Goldman is credited as a creator of liveable neighborhoods. Haute Living has called him "the founder of New York’s Soho... He was a pioneer into the area, snatching up properties as quickly as he could...renovating and turning them into lofts, the living style of the future."
Here's the Goldman guide to Neighborhood Building 101. Simply put: "Control the street life" and "effectuate what the vibe is going to be."
1990: photo by Verplanck
The New York Times this week featured Goldman and his move into Miami's Wynwood neighborhood, which appealed to him because, he said, “It had an urban grit that was ready to be discovered and articulated.”
The Wynwood street artists who came before Goldman aren't entirely happy about the project. Wrote The Biscayne Times, "The murals at 'Wynwood Walls' are not graffiti. They are paintings, and Goldman has hired 24-hour security to make sure no one defaces them. As [artist] BooksIIII points out: 'Look, they’ve got tended grass and lighting and whatnot. Our stuff is still unpoliced; It’s just out there on the street.'"
Wynwood has also been known as "Little San Juan" since the 1950s, and Goldman, according to the New York Times, believes the Puerto Rican population there won't be displaced by his plans. But we all know how Soho-ification goes.

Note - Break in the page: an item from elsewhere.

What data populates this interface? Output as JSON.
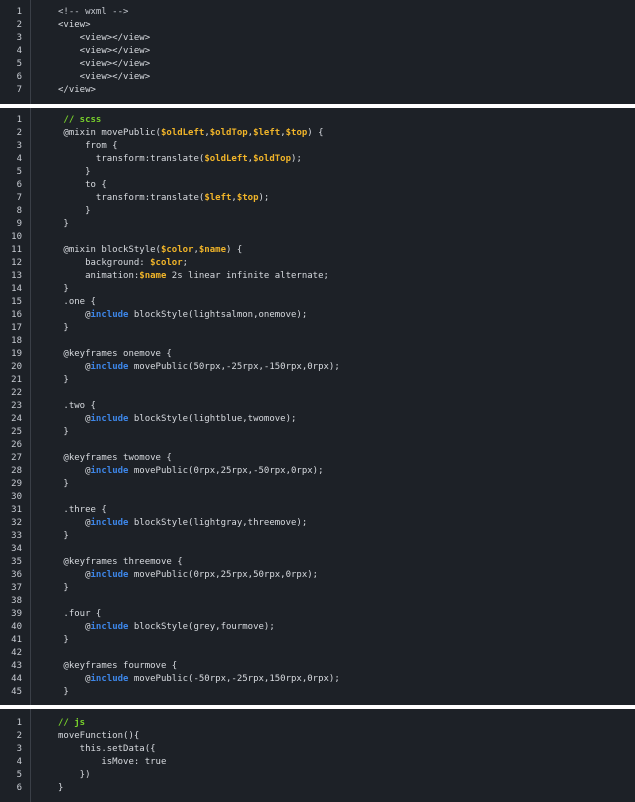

2006 photo, OtherThings
For years, until Goldman and Deitch's Haring recreation, the Wall was, as Luna Park says, "a highly contentious graf spot." Often (but not always) illegally, they painted over each other without the interference or direction of mastermind gentrificationists or urban Svengalis. It was, by and large, an organic thing. It just happened--unlike hyper-gentrification, which doesn't just happen, but is carefully plotted, orchestrated by the powerful and the patient.
2006, legal Jace mural, from Razor Apple
The Fairey show signals the end to Deitch Projects and I wonder what will happen to this wall, once it has outworn its use. Will it be sold? Torn down? Or will it be permitted to fall back into the hands of renegades?
If there are any left in the neighborhood.
2007, legal OMNI, from Super Touch
More NYC street art:
Mom & Popism